The provider and former manager of a care home in Hull, East Yorkshire have had their registration cancelled by the Care Quality Commission (CQC) in order to protect the safety and welfare of people in their care.
CQC’s decision to cancel the registration of S & M Care Homes Ltd who operated the Pink Panther Care Home in Hull, and the home’s former manager, Mrs Val Neal means that neither party can legally provide care services at that location.
Inspectors took this action after they identified serious concerns about the quality of care and subsequent risks to people living at the home.

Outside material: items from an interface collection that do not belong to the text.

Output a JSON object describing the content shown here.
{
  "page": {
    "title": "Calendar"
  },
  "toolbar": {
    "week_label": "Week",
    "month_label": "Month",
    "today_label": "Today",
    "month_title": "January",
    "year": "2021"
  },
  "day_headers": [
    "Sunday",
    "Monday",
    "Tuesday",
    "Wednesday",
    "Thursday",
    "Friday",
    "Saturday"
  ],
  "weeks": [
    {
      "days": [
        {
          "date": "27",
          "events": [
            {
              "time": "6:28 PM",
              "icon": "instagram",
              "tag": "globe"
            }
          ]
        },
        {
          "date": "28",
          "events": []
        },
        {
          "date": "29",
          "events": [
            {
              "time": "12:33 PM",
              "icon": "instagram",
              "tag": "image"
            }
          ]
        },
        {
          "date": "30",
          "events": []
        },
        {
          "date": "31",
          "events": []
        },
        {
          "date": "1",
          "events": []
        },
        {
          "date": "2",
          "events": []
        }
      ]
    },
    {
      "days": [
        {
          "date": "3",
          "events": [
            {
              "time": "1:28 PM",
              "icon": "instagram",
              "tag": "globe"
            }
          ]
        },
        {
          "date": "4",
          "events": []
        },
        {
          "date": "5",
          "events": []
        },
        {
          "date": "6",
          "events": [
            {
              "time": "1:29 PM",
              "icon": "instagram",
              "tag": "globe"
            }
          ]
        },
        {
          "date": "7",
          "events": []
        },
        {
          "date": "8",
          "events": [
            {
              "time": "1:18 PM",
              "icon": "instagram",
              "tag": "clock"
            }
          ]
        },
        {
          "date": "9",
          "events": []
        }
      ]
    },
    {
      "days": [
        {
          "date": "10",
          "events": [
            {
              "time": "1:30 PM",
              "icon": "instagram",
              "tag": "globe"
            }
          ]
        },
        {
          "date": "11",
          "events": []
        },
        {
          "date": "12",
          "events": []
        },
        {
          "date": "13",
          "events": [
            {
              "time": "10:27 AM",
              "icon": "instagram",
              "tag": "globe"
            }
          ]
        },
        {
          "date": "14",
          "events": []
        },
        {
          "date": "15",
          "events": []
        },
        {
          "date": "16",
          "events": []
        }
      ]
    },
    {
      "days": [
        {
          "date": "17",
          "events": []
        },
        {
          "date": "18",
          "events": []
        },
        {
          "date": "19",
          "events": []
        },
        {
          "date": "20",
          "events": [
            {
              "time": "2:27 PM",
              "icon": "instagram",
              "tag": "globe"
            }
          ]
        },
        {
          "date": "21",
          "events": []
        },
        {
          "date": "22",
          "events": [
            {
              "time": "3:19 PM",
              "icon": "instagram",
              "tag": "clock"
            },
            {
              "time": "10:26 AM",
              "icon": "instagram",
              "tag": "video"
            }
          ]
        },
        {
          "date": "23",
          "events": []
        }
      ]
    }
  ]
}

CQC inspectors visited the home in January 2015, and again in July 2015, and found that S & M Care Homes Ltd had failed to ensure that people living at the home were safe and properly cared for. Concerns were identified in relation to risk management, medicines management, low staffing levels and a failure to provide person centred care.
Full reports detailing the findings of the inspections have been published on the CQC’s website at http://www.cqc.org.uk/location/1-145296667
The reports identify a number of areas of concern, including:
• Inspectors observed that people were being assisted to get out of bed before the times listed in their care plans and were not being offered drinks or the opportunity to return to bed.
• Risk management in the home was poor, inspectors found that some people had suffered injuries that were not investigated to mitigate further risks.
• People were not being given their medication as prescribed and some required medicines had run out of stock.
• Inspectors could not be assured that people were being protected against unsafe care and treatment because records were not being reviewed when people’s needs changed.
• Inspectors found many incidents were people were not always being given person centred care and when people raised concerns little or no action had been taken to address them.
CQC has worked closely with Kingston-upon-Hull City Council and local commissioners to ensure the safety and welfare of the people living at the home and the safe relocation of all residents to alternative accommodation. The building is now empty.
Debbie Westhead, Deputy Chief Inspector of Adult Social Care at CQC, said:
“People are entitled to services which provide safe, effective, compassionate and high quality care. The failings we witnessed at the Pink Panther care home were completely unacceptable.
“The provider and manager were placing people at significant risk of receiving inappropriate or unsafe care and made no attempt to address the issues we identified. For this reason we had no option but to cancel the registration.”